By the 1830s and 1840s, the egalitarian concepts of communism and the related ideas of socialism had become widely popular in French revolutionary circles thanks to the writings of social critics and philosophers such as Pierre Leroux and Théodore Dézamy, whose critiques of bourgeoisie liberalism led to a widespread intellectual rejection of laissez-faire capitalism on both economic, philosophical and moral grounds.[6] Importantly, Philippe Buonarroti, one of Babeuf's co-conspirators, survived the crackdown on the Conspiracy of the Equals and went on to write the influential book Babeuf's Conspiracy for Equality first published in 1828.[6] Buonarroti's works and teachings went on to inspire early Babouvist communist groups such as the Christian communist League of the Just in 1836 led by Wilhelm Weitling which would later be merged with the Communist Correspondence Committee in Brussels.[7] This merger of the two groups in 1847 formed the Communist League, headed by German socialist labour leader Karl Schapper, who then that same year tasked two founding members, Karl Marx and Friedrich Engels, to write a manifesto laying out the principles of the new political party.[8]

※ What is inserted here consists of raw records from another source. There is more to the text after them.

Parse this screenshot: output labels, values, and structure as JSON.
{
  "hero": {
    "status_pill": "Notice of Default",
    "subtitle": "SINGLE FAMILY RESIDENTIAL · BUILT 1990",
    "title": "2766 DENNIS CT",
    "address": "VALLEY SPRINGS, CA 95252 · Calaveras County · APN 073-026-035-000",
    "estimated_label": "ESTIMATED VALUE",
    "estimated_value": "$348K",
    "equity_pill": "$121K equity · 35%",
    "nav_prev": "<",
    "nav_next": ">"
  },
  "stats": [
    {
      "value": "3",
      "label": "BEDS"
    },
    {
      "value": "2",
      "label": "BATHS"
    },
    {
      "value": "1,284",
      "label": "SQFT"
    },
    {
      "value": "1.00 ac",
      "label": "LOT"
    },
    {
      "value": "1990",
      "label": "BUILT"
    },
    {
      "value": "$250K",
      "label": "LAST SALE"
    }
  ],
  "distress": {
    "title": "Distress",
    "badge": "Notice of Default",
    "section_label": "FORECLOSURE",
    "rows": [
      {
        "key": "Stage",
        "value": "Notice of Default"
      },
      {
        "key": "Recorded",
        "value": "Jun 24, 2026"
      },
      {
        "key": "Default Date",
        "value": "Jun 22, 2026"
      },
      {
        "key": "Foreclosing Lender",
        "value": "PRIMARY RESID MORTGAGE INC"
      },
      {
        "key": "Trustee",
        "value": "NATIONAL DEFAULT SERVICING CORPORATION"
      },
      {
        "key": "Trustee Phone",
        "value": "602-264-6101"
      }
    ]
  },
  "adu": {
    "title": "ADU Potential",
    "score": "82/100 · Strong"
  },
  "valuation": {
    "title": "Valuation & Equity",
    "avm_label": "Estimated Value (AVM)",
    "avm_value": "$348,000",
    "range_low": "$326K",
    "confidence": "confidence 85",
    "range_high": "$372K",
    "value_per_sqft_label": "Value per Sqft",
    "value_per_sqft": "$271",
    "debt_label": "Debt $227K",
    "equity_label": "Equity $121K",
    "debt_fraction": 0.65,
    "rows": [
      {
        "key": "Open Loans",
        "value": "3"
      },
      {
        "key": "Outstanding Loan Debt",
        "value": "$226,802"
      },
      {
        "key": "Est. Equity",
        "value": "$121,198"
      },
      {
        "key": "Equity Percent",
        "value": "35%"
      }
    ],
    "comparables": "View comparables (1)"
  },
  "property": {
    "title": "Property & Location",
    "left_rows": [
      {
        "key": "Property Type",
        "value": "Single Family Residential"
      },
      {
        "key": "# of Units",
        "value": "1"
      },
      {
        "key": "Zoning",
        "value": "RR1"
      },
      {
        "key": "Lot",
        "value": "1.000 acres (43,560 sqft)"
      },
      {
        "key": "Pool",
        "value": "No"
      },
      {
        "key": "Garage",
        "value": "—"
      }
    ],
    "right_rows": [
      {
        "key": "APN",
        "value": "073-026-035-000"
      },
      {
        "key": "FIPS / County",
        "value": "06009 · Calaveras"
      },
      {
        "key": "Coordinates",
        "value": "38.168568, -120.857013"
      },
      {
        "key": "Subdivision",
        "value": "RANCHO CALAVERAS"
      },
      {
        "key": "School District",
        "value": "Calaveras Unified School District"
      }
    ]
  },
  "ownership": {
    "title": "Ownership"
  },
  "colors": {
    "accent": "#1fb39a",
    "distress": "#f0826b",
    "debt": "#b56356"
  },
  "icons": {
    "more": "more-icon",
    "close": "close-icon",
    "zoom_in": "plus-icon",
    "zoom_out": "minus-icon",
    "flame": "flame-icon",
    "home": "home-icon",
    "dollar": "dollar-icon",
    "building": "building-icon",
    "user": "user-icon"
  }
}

19th century[edit]

During the latter half of the 19th century, various left-wing organisations across Europe continued to campaign against the many autocratic right-wing regimes that were then in power. In France, socialists set up a government known as the Paris Commune after the fall of Napoleon III in 1871, but they were soon overthrown and many of their members executed by counter-revolutionaries.[9]

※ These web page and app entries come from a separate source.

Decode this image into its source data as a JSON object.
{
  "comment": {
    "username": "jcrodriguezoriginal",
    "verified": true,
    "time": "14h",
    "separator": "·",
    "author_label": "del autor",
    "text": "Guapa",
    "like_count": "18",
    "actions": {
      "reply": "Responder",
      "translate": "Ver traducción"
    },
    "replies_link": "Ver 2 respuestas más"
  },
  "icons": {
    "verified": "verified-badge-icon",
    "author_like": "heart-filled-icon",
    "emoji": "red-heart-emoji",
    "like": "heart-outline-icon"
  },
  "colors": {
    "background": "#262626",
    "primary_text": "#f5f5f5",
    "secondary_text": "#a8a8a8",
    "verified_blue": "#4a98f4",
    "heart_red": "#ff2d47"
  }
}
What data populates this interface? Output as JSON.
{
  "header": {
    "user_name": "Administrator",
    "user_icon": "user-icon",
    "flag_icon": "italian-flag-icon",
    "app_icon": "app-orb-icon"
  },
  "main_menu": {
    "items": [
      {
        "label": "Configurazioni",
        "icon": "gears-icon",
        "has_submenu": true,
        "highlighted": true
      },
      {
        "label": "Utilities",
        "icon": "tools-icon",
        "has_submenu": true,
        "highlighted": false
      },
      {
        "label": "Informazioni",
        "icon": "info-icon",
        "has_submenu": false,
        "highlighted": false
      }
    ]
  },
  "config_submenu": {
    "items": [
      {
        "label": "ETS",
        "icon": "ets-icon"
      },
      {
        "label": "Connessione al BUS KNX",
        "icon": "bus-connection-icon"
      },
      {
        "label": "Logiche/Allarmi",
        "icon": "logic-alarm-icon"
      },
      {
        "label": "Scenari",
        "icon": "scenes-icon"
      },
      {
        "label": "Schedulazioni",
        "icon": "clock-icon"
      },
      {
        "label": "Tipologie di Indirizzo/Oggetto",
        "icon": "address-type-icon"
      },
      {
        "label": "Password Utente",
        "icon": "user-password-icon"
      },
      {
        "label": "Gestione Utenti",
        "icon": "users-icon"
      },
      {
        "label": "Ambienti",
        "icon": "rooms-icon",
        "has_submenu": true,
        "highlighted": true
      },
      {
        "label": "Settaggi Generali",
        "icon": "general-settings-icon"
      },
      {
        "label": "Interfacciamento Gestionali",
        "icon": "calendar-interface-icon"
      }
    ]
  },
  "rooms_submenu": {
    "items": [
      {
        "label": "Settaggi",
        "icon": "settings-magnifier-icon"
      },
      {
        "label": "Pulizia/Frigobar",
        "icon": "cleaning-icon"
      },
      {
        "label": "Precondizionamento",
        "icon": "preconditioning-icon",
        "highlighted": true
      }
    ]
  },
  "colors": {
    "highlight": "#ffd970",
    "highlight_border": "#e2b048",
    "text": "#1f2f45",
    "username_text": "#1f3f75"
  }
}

20th century[edit]

In Europe, front organizations were especially influential in France which became the base for Communist front organizer Willi Münzenberg in 1933.[10]


Eurocommunism, a revisionist trend in the 1970s and 1980s within various Western European communist parties, was especially prominent in France. They claimed to be developing a theory and practice of social transformation more relevant for Western Europe. During the Cold War, they sought to undermine the influence of the Soviet Union and the Communist Party of the Soviet Union.[11]

See also[edit]


  1. ^ "Rural Communism in France, 1920-1939". Department of History.
  2. ^ "French Communist Party | political party, France". Encyclopedia Britannica.
  3. ^ David Priestland (2010). The Red Flag: Communism and the Making of the Modern World. Penguin. pp. 5–7.
  4. ^ David Priestland (2010) The Red Flag: Communism and the Making of the Modern World. Penguin. pp. 18–19.
  5. ^ Service (2007:16–17)
  6. ^ a b Paul E Corcoran; Christian Fuchs (25 August 1983). Before Marx: Socialism and Communism in France, 1830–48. Palgrave Macmillan UK. pp. 3–5, 22. ISBN 978-1-349-17146-0.
  7. ^ Franz Mehring, Karl Marx: The Story of His Life. Edward Fitzgerald, trans. London: George Allen and Unwin, 1936; pg. 139.
  8. ^ Christian Fuchs (23 October 2015). Reading Marx in the Information Age: A Media and Communication Studies Perspective on Capital. Routledge. p. 357. ISBN 978-1-317-36449-8.
  9. ^ Service (2007:28).
  10. ^ Julian Jackson, The Popular Front in France (1990) p. x.
  11. ^ Richard Kingsley, ed., In Search of Eurocommunism, (Macmillan, 1981).